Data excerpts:
Segment Open
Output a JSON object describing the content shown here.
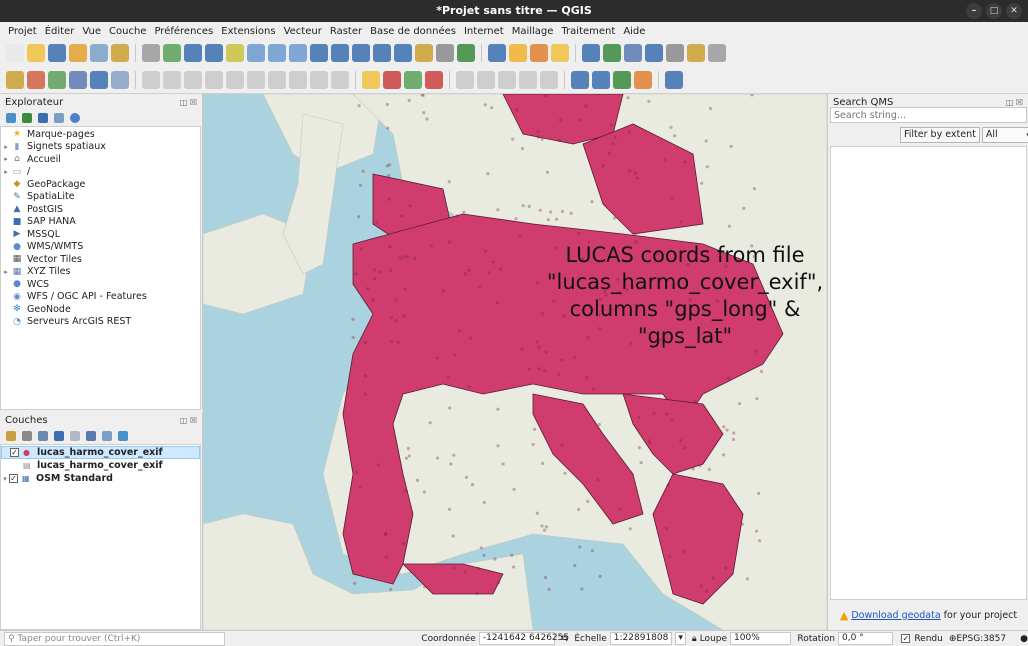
{
  "window": {
    "title": "*Projet sans titre — QGIS"
  },
  "menu": [
    "Projet",
    "Éditer",
    "Vue",
    "Couche",
    "Préférences",
    "Extensions",
    "Vecteur",
    "Raster",
    "Base de données",
    "Internet",
    "Maillage",
    "Traitement",
    "Aide"
  ],
  "explorer": {
    "title": "Explorateur",
    "items": [
      {
        "label": "Marque-pages",
        "icon": "star-icon",
        "arrow": ""
      },
      {
        "label": "Signets spatiaux",
        "icon": "bookmark-icon",
        "arrow": "▸"
      },
      {
        "label": "Accueil",
        "icon": "home-folder-icon",
        "arrow": "▸"
      },
      {
        "label": "/",
        "icon": "folder-icon",
        "arrow": "▸"
      },
      {
        "label": "GeoPackage",
        "icon": "geopackage-icon",
        "arrow": ""
      },
      {
        "label": "SpatiaLite",
        "icon": "spatialite-icon",
        "arrow": ""
      },
      {
        "label": "PostGIS",
        "icon": "postgis-icon",
        "arrow": ""
      },
      {
        "label": "SAP HANA",
        "icon": "sap-hana-icon",
        "arrow": ""
      },
      {
        "label": "MSSQL",
        "icon": "mssql-icon",
        "arrow": ""
      },
      {
        "label": "WMS/WMTS",
        "icon": "wms-icon",
        "arrow": ""
      },
      {
        "label": "Vector Tiles",
        "icon": "vector-tiles-icon",
        "arrow": ""
      },
      {
        "label": "XYZ Tiles",
        "icon": "xyz-tiles-icon",
        "arrow": "▸"
      },
      {
        "label": "WCS",
        "icon": "wcs-icon",
        "arrow": ""
      },
      {
        "label": "WFS / OGC API - Features",
        "icon": "wfs-icon",
        "arrow": ""
      },
      {
        "label": "GeoNode",
        "icon": "geonode-icon",
        "arrow": ""
      },
      {
        "label": "Serveurs ArcGIS REST",
        "icon": "arcgis-icon",
        "arrow": ""
      }
    ]
  },
  "layers": {
    "title": "Couches",
    "items": [
      {
        "label": "lucas_harmo_cover_exif",
        "checked": "✓",
        "arrow": "",
        "selected": true
      },
      {
        "label": "lucas_harmo_cover_exif",
        "checked": "",
        "arrow": "",
        "selected": false
      },
      {
        "label": "OSM Standard",
        "checked": "✓",
        "arrow": "▾",
        "selected": false
      }
    ]
  },
  "map": {
    "annotation": "LUCAS coords from file \"lucas_harmo_cover_exif\", columns \"gps_long\" & \"gps_lat\"",
    "point_color": "#d03c6e",
    "sea_color": "#aad3df",
    "land_color": "#e9ebe1"
  },
  "qms": {
    "title": "Search QMS",
    "search_placeholder": "Search string...",
    "filter_label": "Filter by extent",
    "filter_value": "All",
    "download_link": "Download geodata",
    "download_suffix": "for your project"
  },
  "status": {
    "locator_placeholder": "Taper pour trouver (Ctrl+K)",
    "coord_label": "Coordonnée",
    "coord_value": "-1241642 6426255",
    "scale_label": "Échelle",
    "scale_value": "1:22891808",
    "magnifier_label": "Loupe",
    "magnifier_value": "100%",
    "rotation_label": "Rotation",
    "rotation_value": "0,0 °",
    "render_label": "Rendu",
    "crs_label": "EPSG:3857"
  }
}
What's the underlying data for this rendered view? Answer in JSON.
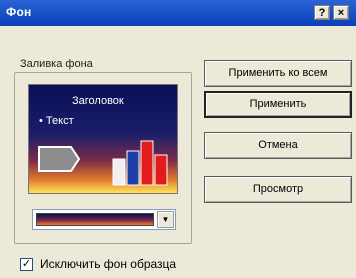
{
  "window": {
    "title": "Фон",
    "help_button": "?",
    "close_button": "×"
  },
  "fill_group": {
    "label": "Заливка фона",
    "preview": {
      "title": "Заголовок",
      "bullet": "• Текст"
    }
  },
  "buttons": {
    "apply_all": "Применить ко всем",
    "apply": "Применить",
    "cancel": "Отмена",
    "preview": "Просмотр"
  },
  "omit_background": {
    "label": "Исключить фон образца",
    "checked": true,
    "mark": "✓"
  },
  "colors": {
    "titlebar": "#0a3fb8",
    "dialog_bg": "#ece9d8"
  }
}
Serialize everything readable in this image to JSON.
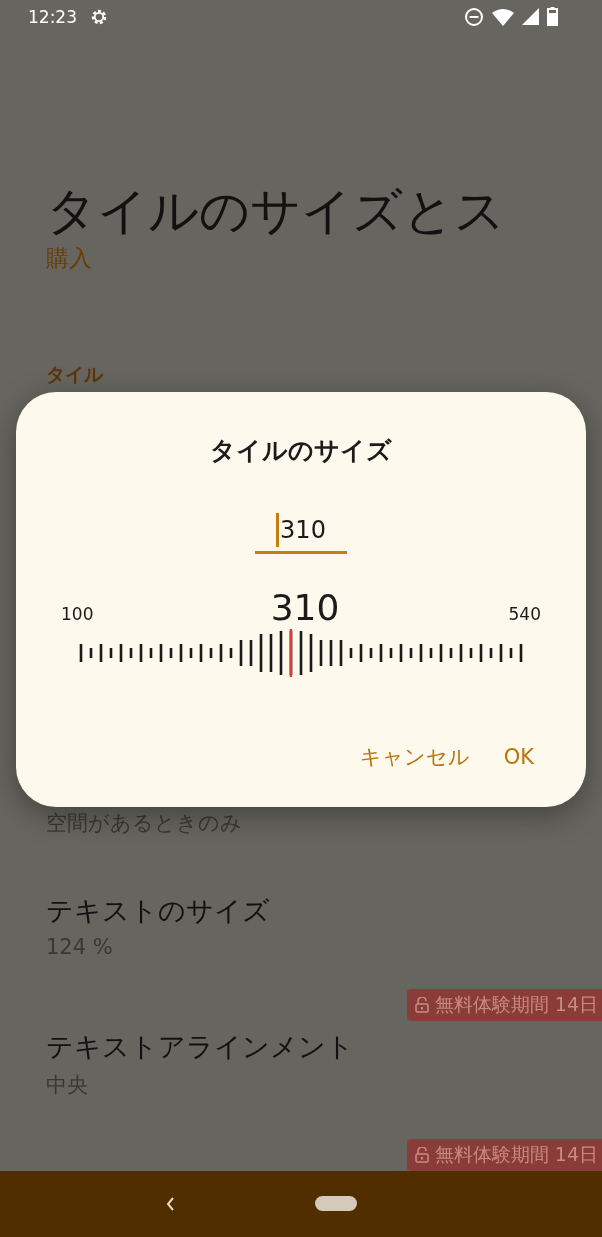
{
  "status_bar": {
    "time": "12:23"
  },
  "header": {
    "title": "タイルのサイズとス",
    "subtitle": "購入"
  },
  "section": {
    "title": "タイル"
  },
  "items": [
    {
      "summary": "空間があるときのみ"
    },
    {
      "title": "テキストのサイズ",
      "summary": "124 %"
    },
    {
      "badge": "無料体験期間 14日",
      "title": "テキストアラインメント",
      "summary": "中央"
    }
  ],
  "trailing_badge": "無料体験期間 14日",
  "dialog": {
    "title": "タイルのサイズ",
    "input_value": "310",
    "slider": {
      "min_label": "100",
      "max_label": "540",
      "reading": "310",
      "level": 0.477
    },
    "buttons": [
      {
        "label": "キャンセル"
      },
      {
        "label": "OK"
      }
    ]
  }
}
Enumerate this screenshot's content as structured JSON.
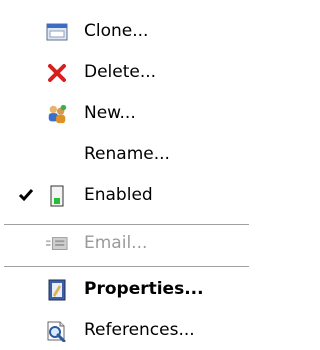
{
  "menu": {
    "items": [
      {
        "label": "Clone...",
        "icon": "clone-window-icon"
      },
      {
        "label": "Delete...",
        "icon": "delete-x-icon"
      },
      {
        "label": "New...",
        "icon": "new-users-icon"
      },
      {
        "label": "Rename...",
        "icon": ""
      },
      {
        "label": "Enabled",
        "icon": "enabled-status-icon",
        "checked": true
      },
      {
        "label": "Email...",
        "icon": "email-icon",
        "disabled": true
      },
      {
        "label": "Properties...",
        "icon": "properties-icon",
        "bold": true
      },
      {
        "label": "References...",
        "icon": "references-icon"
      }
    ]
  },
  "colors": {
    "text": "#000000",
    "disabled_text": "#9a9a9a",
    "separator": "#a0a0a0",
    "delete_red": "#d81e1e",
    "enabled_green": "#22c03a"
  }
}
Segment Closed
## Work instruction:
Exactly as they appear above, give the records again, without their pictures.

## Solved exercise:
Output a JSON object describing the content shown here.
{
  "window": {
    "title": "*Projet sans titre — QGIS"
  },
  "menu": [
    "Projet",
    "Éditer",
    "Vue",
    "Couche",
    "Préférences",
    "Extensions",
    "Vecteur",
    "Raster",
    "Base de données",
    "Internet",
    "Maillage",
    "Traitement",
    "Aide"
  ],
  "explorer": {
    "title": "Explorateur",
    "items": [
      {
        "label": "Marque-pages",
        "icon": "star-icon",
        "arrow": ""
      },
      {
        "label": "Signets spatiaux",
        "icon": "bookmark-icon",
        "arrow": "▸"
      },
      {
        "label": "Accueil",
        "icon": "home-folder-icon",
        "arrow": "▸"
      },
      {
        "label": "/",
        "icon": "folder-icon",
        "arrow": "▸"
      },
      {
        "label": "GeoPackage",
        "icon": "geopackage-icon",
        "arrow": ""
      },
      {
        "label": "SpatiaLite",
        "icon": "spatialite-icon",
        "arrow": ""
      },
      {
        "label": "PostGIS",
        "icon": "postgis-icon",
        "arrow": ""
      },
      {
        "label": "SAP HANA",
        "icon": "sap-hana-icon",
        "arrow": ""
      },
      {
        "label": "MSSQL",
        "icon": "mssql-icon",
        "arrow": ""
      },
      {
        "label": "WMS/WMTS",
        "icon": "wms-icon",
        "arrow": ""
      },
      {
        "label": "Vector Tiles",
        "icon": "vector-tiles-icon",
        "arrow": ""
      },
      {
        "label": "XYZ Tiles",
        "icon": "xyz-tiles-icon",
        "arrow": "▸"
      },
      {
        "label": "WCS",
        "icon": "wcs-icon",
        "arrow": ""
      },
      {
        "label": "WFS / OGC API - Features",
        "icon": "wfs-icon",
        "arrow": ""
      },
      {
        "label": "GeoNode",
        "icon": "geonode-icon",
        "arrow": ""
      },
      {
        "label": "Serveurs ArcGIS REST",
        "icon": "arcgis-icon",
        "arrow": ""
      }
    ]
  },
  "layers": {
    "title": "Couches",
    "items": [
      {
        "label": "lucas_harmo_cover_exif",
        "checked": "✓",
        "arrow": "",
        "selected": true
      },
      {
        "label": "lucas_harmo_cover_exif",
        "checked": "",
        "arrow": "",
        "selected": false
      },
      {
        "label": "OSM Standard",
        "checked": "✓",
        "arrow": "▾",
        "selected": false
      }
    ]
  },
  "map": {
    "annotation": "LUCAS coords from file \"lucas_harmo_cover_exif\", columns \"gps_long\" & \"gps_lat\"",
    "point_color": "#d03c6e",
    "sea_color": "#aad3df",
    "land_color": "#e9ebe1"
  },
  "qms": {
    "title": "Search QMS",
    "search_placeholder": "Search string...",
    "filter_label": "Filter by extent",
    "filter_value": "All",
    "download_link": "Download geodata",
    "download_suffix": "for your project"
  },
  "status": {
    "locator_placeholder": "Taper pour trouver (Ctrl+K)",
    "coord_label": "Coordonnée",
    "coord_value": "-1241642 6426255",
    "scale_label": "Échelle",
    "scale_value": "1:22891808",
    "magnifier_label": "Loupe",
    "magnifier_value": "100%",
    "rotation_label": "Rotation",
    "rotation_value": "0,0 °",
    "render_label": "Rendu",
    "crs_label": "EPSG:3857"
  }
}
What's the underlying data for this rendered view? Answer in JSON.
{
  "window": {
    "title": "Фон",
    "help_button": "?",
    "close_button": "×"
  },
  "fill_group": {
    "label": "Заливка фона",
    "preview": {
      "title": "Заголовок",
      "bullet": "• Текст"
    }
  },
  "buttons": {
    "apply_all": "Применить ко всем",
    "apply": "Применить",
    "cancel": "Отмена",
    "preview": "Просмотр"
  },
  "omit_background": {
    "label": "Исключить фон образца",
    "checked": true,
    "mark": "✓"
  },
  "colors": {
    "titlebar": "#0a3fb8",
    "dialog_bg": "#ece9d8"
  }
}
Serialize everything readable in this image to JSON.
{
  "status_bar": {
    "time": "12:23"
  },
  "header": {
    "title": "タイルのサイズとス",
    "subtitle": "購入"
  },
  "section": {
    "title": "タイル"
  },
  "items": [
    {
      "summary": "空間があるときのみ"
    },
    {
      "title": "テキストのサイズ",
      "summary": "124 %"
    },
    {
      "badge": "無料体験期間 14日",
      "title": "テキストアラインメント",
      "summary": "中央"
    }
  ],
  "trailing_badge": "無料体験期間 14日",
  "dialog": {
    "title": "タイルのサイズ",
    "input_value": "310",
    "slider": {
      "min_label": "100",
      "max_label": "540",
      "reading": "310",
      "level": 0.477
    },
    "buttons": [
      {
        "label": "キャンセル"
      },
      {
        "label": "OK"
      }
    ]
  }
}
Enumerate this screenshot's content as structured JSON.
{
  "menu": {
    "items": [
      {
        "label": "Clone...",
        "icon": "clone-window-icon"
      },
      {
        "label": "Delete...",
        "icon": "delete-x-icon"
      },
      {
        "label": "New...",
        "icon": "new-users-icon"
      },
      {
        "label": "Rename...",
        "icon": ""
      },
      {
        "label": "Enabled",
        "icon": "enabled-status-icon",
        "checked": true
      },
      {
        "label": "Email...",
        "icon": "email-icon",
        "disabled": true
      },
      {
        "label": "Properties...",
        "icon": "properties-icon",
        "bold": true
      },
      {
        "label": "References...",
        "icon": "references-icon"
      }
    ]
  },
  "colors": {
    "text": "#000000",
    "disabled_text": "#9a9a9a",
    "separator": "#a0a0a0",
    "delete_red": "#d81e1e",
    "enabled_green": "#22c03a"
  }
}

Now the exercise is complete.